How can you do this though? Well, it’s not too hard if you know what you’re doing.
You need to look at the right statistics for this to make sense, so I’ll break this down even further. It becomes more complicated if you keep digging down, but I’ll keep this sensible.
Average rating is the easiest stat to understand. How good is a player on average? It changes depending on their squad role, a key player will play more than a backup and so a backup might have a higher average rating. This means always keep in mind how many games they have played. 7.00 across 40 games is more impressive than 7.10 across 4, for instance.
For attacking players, you should know what you expect from them – here is a list of useful stats you can find for your players – and others in the league for comparisons;
- Key Passes
- Pass Completion
- Cross Completion
- Shots on Target%
For players on your team, you can get key passes, goals, assists, and shots on target all per 90.
With defensive players, I will usually look at;
- Aerial duels won
- Pass Completion
- Mistakes/ mistakes leading to goals
and I will also look at the key and per 90 variants as well for a better overview of the players.

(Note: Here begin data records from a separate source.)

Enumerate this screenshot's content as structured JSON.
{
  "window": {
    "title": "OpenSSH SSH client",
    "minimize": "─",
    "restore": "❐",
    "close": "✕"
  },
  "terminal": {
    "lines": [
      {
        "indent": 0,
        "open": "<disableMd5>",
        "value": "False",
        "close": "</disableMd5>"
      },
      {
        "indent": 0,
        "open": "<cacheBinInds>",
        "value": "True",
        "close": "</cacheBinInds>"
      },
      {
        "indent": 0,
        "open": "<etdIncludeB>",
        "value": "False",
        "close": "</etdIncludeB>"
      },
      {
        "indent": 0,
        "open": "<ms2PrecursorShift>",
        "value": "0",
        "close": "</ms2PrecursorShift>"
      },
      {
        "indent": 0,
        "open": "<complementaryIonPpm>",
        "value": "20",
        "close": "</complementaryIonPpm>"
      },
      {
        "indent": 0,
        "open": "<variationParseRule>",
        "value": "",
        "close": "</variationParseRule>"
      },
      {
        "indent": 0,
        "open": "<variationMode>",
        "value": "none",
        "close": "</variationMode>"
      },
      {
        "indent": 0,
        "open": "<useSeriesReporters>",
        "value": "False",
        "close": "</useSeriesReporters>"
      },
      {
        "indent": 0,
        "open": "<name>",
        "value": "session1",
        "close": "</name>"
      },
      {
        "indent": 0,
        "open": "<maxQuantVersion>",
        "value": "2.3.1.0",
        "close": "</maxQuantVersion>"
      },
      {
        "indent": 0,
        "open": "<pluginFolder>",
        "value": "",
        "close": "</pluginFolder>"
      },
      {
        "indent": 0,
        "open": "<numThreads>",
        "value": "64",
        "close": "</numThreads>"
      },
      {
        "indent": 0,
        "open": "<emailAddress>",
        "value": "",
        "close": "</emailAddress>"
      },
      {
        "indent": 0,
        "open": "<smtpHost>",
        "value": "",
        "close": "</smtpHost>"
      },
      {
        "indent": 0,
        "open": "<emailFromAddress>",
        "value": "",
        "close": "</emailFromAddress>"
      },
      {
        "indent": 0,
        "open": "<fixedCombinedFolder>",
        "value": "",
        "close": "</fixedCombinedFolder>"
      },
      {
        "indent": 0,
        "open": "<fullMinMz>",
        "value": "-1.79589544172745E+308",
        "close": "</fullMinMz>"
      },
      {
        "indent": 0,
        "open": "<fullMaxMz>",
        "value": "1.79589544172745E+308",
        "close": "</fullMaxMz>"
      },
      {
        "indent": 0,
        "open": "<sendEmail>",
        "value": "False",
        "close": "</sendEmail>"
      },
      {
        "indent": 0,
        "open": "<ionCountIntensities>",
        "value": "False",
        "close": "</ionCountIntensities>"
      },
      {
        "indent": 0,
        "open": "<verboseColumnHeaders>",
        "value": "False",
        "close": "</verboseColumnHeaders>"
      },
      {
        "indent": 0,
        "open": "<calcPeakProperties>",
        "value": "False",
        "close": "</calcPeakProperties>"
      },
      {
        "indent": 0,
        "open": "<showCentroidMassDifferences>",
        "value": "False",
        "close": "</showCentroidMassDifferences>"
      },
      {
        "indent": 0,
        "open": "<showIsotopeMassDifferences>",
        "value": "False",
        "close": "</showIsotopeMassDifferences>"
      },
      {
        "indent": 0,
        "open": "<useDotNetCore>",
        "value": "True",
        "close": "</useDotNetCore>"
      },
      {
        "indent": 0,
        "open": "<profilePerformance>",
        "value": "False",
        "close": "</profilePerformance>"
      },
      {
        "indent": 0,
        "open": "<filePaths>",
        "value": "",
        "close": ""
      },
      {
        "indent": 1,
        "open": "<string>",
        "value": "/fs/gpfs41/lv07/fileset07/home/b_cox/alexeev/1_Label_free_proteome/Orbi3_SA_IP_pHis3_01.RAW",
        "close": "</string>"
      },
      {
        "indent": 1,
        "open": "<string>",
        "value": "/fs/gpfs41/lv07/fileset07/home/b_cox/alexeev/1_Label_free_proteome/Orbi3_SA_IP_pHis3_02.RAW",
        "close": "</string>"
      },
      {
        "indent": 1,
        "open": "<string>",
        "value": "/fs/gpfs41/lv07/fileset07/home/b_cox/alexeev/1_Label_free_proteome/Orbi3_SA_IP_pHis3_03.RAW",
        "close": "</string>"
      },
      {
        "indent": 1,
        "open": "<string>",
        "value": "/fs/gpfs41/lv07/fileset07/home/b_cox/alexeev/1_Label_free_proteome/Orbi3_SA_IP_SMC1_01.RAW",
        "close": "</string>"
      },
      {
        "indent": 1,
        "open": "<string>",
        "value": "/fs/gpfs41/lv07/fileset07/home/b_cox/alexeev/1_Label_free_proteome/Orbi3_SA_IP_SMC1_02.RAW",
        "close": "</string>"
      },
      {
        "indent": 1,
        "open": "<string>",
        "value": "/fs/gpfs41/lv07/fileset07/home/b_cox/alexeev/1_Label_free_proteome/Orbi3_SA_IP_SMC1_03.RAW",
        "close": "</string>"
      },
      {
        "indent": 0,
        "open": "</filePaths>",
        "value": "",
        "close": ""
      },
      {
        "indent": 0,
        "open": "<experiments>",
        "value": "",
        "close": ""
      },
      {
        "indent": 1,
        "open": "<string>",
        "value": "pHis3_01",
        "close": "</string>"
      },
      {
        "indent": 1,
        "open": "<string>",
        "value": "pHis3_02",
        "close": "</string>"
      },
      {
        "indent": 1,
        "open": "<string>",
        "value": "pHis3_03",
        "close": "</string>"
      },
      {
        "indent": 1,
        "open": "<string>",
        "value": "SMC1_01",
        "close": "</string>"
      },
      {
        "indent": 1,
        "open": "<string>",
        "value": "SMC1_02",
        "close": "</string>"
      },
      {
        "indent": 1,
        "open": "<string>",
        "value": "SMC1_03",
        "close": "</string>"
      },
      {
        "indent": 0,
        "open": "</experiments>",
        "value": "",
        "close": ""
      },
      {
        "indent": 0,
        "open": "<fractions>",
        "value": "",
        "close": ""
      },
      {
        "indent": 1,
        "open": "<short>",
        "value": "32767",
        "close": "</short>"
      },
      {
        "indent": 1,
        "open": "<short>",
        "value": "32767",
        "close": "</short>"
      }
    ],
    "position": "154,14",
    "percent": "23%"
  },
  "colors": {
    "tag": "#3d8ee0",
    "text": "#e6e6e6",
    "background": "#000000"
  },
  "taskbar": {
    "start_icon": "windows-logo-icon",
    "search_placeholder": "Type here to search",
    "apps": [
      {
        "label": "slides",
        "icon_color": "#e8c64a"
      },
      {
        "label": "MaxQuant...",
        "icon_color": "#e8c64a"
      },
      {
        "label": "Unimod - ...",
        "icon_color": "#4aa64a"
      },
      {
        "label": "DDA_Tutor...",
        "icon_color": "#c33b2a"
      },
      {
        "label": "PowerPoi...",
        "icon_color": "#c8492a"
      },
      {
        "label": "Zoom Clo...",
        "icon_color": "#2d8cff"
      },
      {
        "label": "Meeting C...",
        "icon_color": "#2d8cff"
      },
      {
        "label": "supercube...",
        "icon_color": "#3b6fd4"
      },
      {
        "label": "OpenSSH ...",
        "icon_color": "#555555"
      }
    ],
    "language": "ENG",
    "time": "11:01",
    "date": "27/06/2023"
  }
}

I’m not ageist in real life, but when it comes to Football Manager I prefer a younger squad. If an older statesman of the game is blocking the path for the worlds next best talent I’ll flog the old git and rejuvenate the side with youthful exuberance.
That last line isn’t a joke either, sometimes a squad needs to be rejuvenated. The added thrill of having a youth player come through can boost your sides, and your, morale.
At the end of every season, I look into my youth squads and see if someone is ready to make the step up. Sometimes a player will have surprised you by their performances on loan, or by their past 12 months development.
Your survival from relegation, or your title push, could hinge on shifting the old and grey and pushing a youngster onto greater things. On the flip side to this, you might keep your club legend around. Getting rid of fan favourites might be too much for your delicate heart. When you’re assessing your squad, take a fans perspective and realise that getting a club legend out of the club could be difficult for them.
There is nothing quite like a testimonial, after all.
Football clubs can get themselves into a bit of trouble if not well run, or even due to bad circumstances.
A couple of years ago I played as Sporting CP, where ticket prices where £1 and a season ticket went for as low as £5. We haemorrhaged money like nobodies business and I had to make upwards of £30M a season to keep the club afloat. When assessing the squad anyone with high wages or big value had to go. No matter how well they played, or how badly another performed, I had to sell for the good of the club.
You might look at contracts and decide that a player has bonuses way out of proportion, or the dreaded yearly wage rise. If these bonuses do not line up to your prefered style of contract, it could be time to renegotiate or ship them out.
You might have a style in mind, or you might want to replicate a team. 90s Milan and o jogo bonito are fun to try, but sometimes you get bored of it. You may want to try a new style or even the same style in a different formation. When changing tactics though, you may find that you don’t have the right kind of player. Young players have the Potential Ability to change position or role, but a more established player might not. This leaves you with a conundrum – try and force it, or sell the player?
Your financial situation, the attributes of the player or your sentimentality might swing it more than whether or not to sell a player when changing tactics.
I think most football fans are romantics at heart, but sometimes you have to accept that Football Manager is a computer game. It is decided on “dice rolls”, helped along by attributes. A player might be a cult hero for you, but upon promotion, there is a chance they just won’t cut it. You might have to accept that actually, that hero of yours doesn’t have the attributes to cut it at a higher level.
Think of it like this, Gary O’Neil got promoted in three successive seasons, and each time was let go. He was a great Championship mercurial hero for those he played for, but no one thought he could do it in the top flight.
There is always a better player out there, and you have to judge if it is worth it to get them in.